I am following two men who are taking me to their hidden cocaine factory. Bolivia is one
of the worlds biggest producers of cocaine paste. A new indigenous government here is
proclaiming a dramatic and successful strategy in the fight against the cocaine trade. I
have come to speak to the people involved and see for myself if indeed the cocaine war
is being won in Bolivia. These are the coca leaves that we step on.
And then the juice we get we mix it. Only after one hour. This is it, the paste.
Roberto told me that there no longer existed the huge Colombian run factories of the 90s
but businesses were smaller now and run by local individuals. I asked if the new government
had made things easier or harder.. Now. There is more control. Before the local
landowners rented places like this. But they wont anymore. Now we have to do it without
their knowledge. That’s why nobody must see our route here. I left Roberto crushing coca leaves for the liquid that would soon travel to Miami, New
York and London. Yet it is the alternative cultivation and the traditional use of the
coca leaves, such as coca tea, and mate, that is at the heart of the new Bolivian governments
policy. The Coca leaf to the Bolivian government is
a cultural issue and part of our identity. Therefore we are obliged to dignify the coca
leaf, because the coca leaf in its natural state is not a narcotic. And the coca leaf
producers are not drug traffickers. Now with our new government, we are trying
to legalise the coca leaf. For us the coca leaf is sacred. We need it
to buy clothes and other things. Without coca there is sadness in our lives. Its everything
for us. The new president of Bolivia Evo Morales used
to be a coca farmer. His promise to legalize traditional coca growing has ensured massive
popular support. The power base of the new government are the tens of thousands of militant
coca farmers. But his slogan of Coca Yes and Cocaine no has also sceptism and worry.
If we have this very permissive policy of let the cocaleros grow the leaf, we are going
to have another problem. No every cocalero has the right to grow their own cato, the
communities and the families are making cocaine. We don’t have cartels, we don’t have terrorists,
but we have this traffic that is very difficult to fight with.
The United States are now pressuring Bolivia to avoid expanding coca leaf production. But
according to the UN, the jungles of Bolivia are officially producing fewer tonnes of cocaine
paste.Those being tasked in finding the jungle cocaine factories, are the Bolivian Counter
Narcotic Commandoes, known as the FELCN. These commandoes have a fearsome reputation.
They also have a terrible human rights record against the cocalero farmers and Indigenous
population. Someone has dumped coca around here? You know
where? But have you heard something about it eh?
Maybe someone from this area knows, but we are not from here.
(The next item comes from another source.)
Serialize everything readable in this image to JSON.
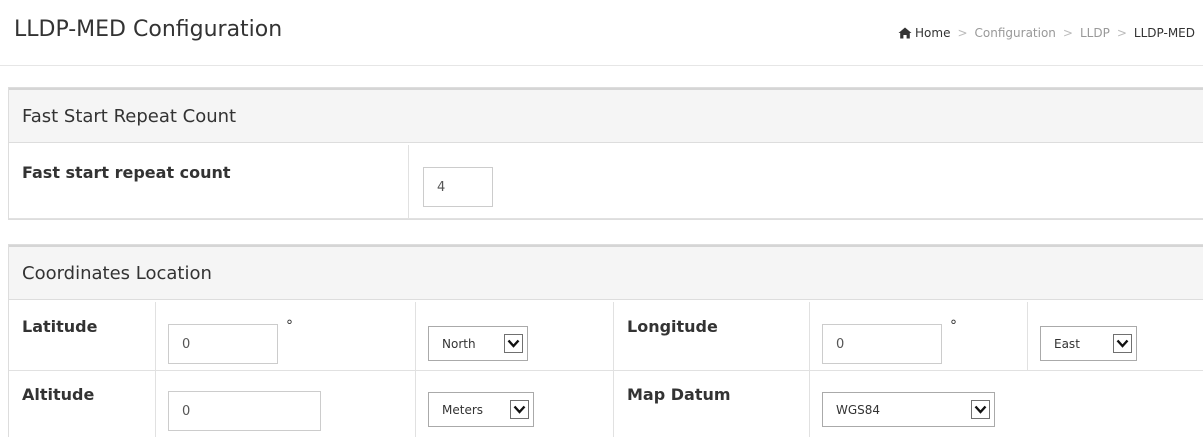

The irony for many of these soldiers is that their new president and commander in chief,
was once a cocalero farmer and seen as enemy. Many of the soldiers told me they were sceptical
of the policy of allowing more coca to be grown but they were given strict instructions
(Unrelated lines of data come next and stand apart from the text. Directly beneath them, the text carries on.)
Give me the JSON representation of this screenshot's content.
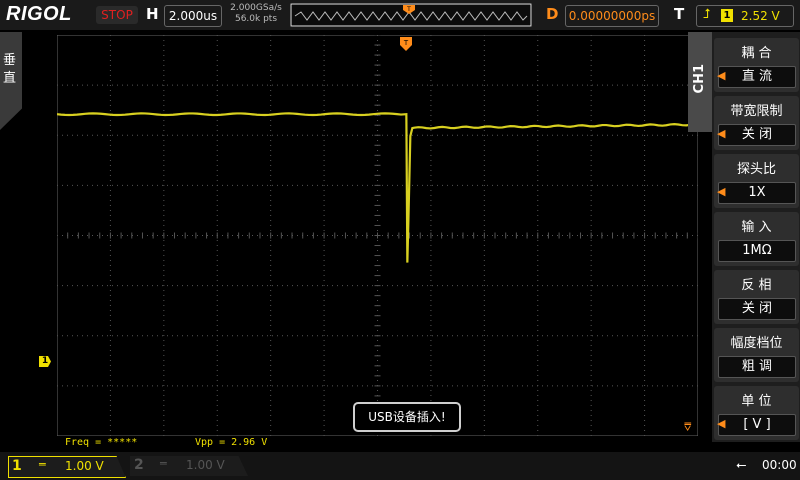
{
  "brand": "RIGOL",
  "topbar": {
    "run_status": "STOP",
    "h_label": "H",
    "timebase": "2.000us",
    "sample_rate": "2.000GSa/s",
    "mem_depth": "56.0k pts",
    "d_label": "D",
    "delay": "0.00000000ps",
    "t_label": "T",
    "trigger_channel": "1",
    "trigger_level": "2.52 V"
  },
  "left_tab": {
    "label": "垂直"
  },
  "channel_marker": "1",
  "toast": "USB设备插入!",
  "measurements": {
    "freq": "Freq = *****",
    "vpp": "Vpp = 2.96 V"
  },
  "menu": {
    "tab_label": "CH1",
    "items": [
      {
        "title": "耦  合",
        "value": "直  流",
        "has_arrow": true
      },
      {
        "title": "带宽限制",
        "value": "关  闭",
        "has_arrow": true
      },
      {
        "title": "探头比",
        "value": "1X",
        "has_arrow": true
      },
      {
        "title": "输  入",
        "value": "1MΩ",
        "has_arrow": false
      },
      {
        "title": "反  相",
        "value": "关  闭",
        "has_arrow": false
      },
      {
        "title": "幅度档位",
        "value": "粗  调",
        "has_arrow": false
      },
      {
        "title": "单  位",
        "value": "[  V  ]",
        "has_arrow": true
      }
    ]
  },
  "bottombar": {
    "ch1_num": "1",
    "ch1_coupling": "═",
    "ch1_scale": "1.00 V",
    "ch2_num": "2",
    "ch2_coupling": "═",
    "ch2_scale": "1.00 V",
    "time": "00:00"
  },
  "colors": {
    "ch1": "#f0e000",
    "accent": "#ff8c1a",
    "stop": "#e02020"
  },
  "waveform": {
    "trace_color": "#d8d020",
    "pre_level_fraction": 0.1975,
    "dip_fraction": 0.5675,
    "post_level_fraction": 0.232
  }
}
not give their opinions to the press. Later that day I accompanied the commandoes
as they discovered
a jungle cocaine factory. So this is what they have found the Bolivian
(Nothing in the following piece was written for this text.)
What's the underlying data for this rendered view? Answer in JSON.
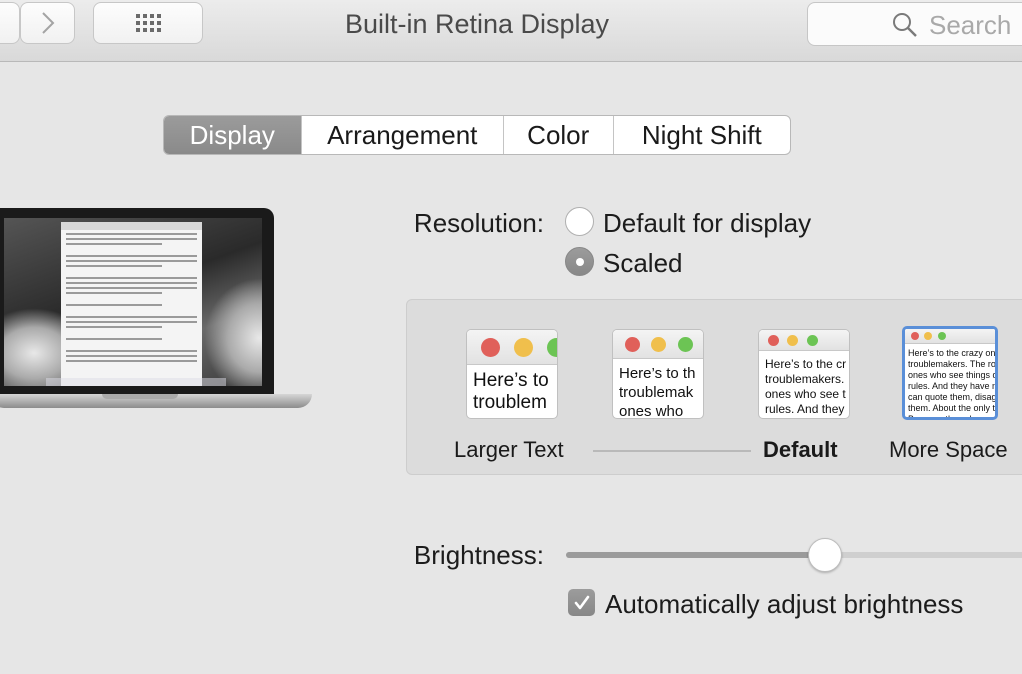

commandos, a medium size cocaine base factory, the workers were not here when we got here.
Despite threats from the United States, which has reduced official aid, Bolivia is at a
genuine cross roads in fighting cocaine production. From what I saw, tiny rural production farms
still exist across the Bolivian jungles. But the bold nationwide plans of exploiting legal
uses for coca, seem to be bearing fruit – both in reducing national cocaine production, and
giving farmers a realistic and economic alternative.